  5. Ted Douglas

    We had the briefing on this shambles last week at our primary school, and the teachers and head teacher looked shell shocked, but resigned to their doom and frankly I don’t blame them. As a parent of child who’s about to endure these assessments, I can tell you how I feel in one word – terrified. At the end of our meeting I asked for all those who voted Conservative to analyse their conscience and see if they still thought it was a good idea. Unfair perhaps, but any more unfair than forcing these tests on 11/12 year olds who have no say in the matter?

    The changes have been detailed in such a way as to set our children up for failure, even those who achieve reasonable marks will be hamstrung by the arbitrary pass/fail mark – all of which is entirely the opposite of what we should be doing at Key Stage 2. Looking further into the future, the benchmark levels will be altered for next years assessments; they’ll have to be as this years tests have been initiated at such a late date the schools won’t be able to tell what he actual levels should be for the pupil base they have.

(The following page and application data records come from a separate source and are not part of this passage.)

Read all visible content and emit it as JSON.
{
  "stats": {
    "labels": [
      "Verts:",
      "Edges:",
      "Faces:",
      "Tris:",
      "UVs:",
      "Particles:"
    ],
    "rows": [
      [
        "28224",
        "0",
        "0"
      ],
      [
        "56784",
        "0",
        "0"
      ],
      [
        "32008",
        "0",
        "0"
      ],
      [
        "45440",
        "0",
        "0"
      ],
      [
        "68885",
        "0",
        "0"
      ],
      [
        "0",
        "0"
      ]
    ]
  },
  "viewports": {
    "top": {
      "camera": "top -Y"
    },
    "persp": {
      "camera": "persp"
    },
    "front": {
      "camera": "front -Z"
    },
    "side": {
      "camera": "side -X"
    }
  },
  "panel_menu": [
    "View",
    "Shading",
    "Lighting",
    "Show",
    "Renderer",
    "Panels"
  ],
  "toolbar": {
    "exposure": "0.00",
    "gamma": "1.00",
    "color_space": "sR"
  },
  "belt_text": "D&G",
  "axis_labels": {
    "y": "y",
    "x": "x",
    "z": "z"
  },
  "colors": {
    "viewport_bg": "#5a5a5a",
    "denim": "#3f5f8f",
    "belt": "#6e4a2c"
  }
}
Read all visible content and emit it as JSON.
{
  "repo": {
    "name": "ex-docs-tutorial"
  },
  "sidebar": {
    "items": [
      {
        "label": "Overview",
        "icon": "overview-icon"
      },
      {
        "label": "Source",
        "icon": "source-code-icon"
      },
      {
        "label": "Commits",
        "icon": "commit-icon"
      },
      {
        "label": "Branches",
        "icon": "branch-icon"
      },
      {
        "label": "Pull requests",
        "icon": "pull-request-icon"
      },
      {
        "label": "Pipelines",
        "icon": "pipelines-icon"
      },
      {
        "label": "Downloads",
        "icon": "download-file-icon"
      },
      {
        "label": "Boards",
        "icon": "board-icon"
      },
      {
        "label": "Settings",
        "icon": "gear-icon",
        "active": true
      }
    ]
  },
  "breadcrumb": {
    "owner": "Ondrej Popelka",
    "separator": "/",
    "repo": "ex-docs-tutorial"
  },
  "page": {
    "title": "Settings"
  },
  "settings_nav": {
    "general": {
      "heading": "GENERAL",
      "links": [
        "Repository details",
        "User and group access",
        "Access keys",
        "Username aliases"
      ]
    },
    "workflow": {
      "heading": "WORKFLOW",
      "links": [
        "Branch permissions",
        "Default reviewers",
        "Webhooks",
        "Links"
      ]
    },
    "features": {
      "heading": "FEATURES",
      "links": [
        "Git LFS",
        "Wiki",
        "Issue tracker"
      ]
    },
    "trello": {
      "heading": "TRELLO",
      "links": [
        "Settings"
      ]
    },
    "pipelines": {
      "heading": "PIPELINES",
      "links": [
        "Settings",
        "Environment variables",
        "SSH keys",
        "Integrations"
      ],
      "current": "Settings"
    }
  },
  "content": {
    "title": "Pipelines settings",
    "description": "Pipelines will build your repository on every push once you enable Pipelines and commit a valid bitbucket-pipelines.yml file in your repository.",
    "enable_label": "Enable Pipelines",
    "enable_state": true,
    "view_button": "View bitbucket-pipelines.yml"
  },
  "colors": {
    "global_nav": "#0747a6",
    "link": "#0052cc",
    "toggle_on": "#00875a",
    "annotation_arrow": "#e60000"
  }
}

    Who in their right mind enables a national project with a deadline of 12 weeks (or less if you deduct holidays etc)? It’s an absolute disgrace – if you’d have suggested this as a national infrastructure project you’d be laughed at and possibly removed from the team, yet the government seem to think it’s acceptable to interrupt children’s lives at short notice.

    Our children rely on us as adults to make decisions in their best interests, and the Department for Education have failed them miserably, not to mention putting the already heavily overworked and under-resourced teachers under incredible duress. Teaching staff have had the rug pulled out from under their feet by having the previous five months of teaching time effectively thrown out of the window, and the targets refocused.

    Change is always difficult both to manage and accept. The job of the Government is to manage the changes in a timely effective manner. These changes need to be brought, I have no doubt about that because I feel UK schools are in need of improvement in a whole host of areas. I do no agree with the timing or commissioning of these changes – they would benefit from being brought in for September 2016, and I will be going back to the school and asking how we go about halting these tests for this year.

  6. If there was a parent campaign to boycott the SATS I certainly would be inclined to keep my son at home on the day of the test.

    Parents taking action rather than teachers is certainly a stronger message and doing it on the day of the exams would be of greater impact.

    Anyone know of one?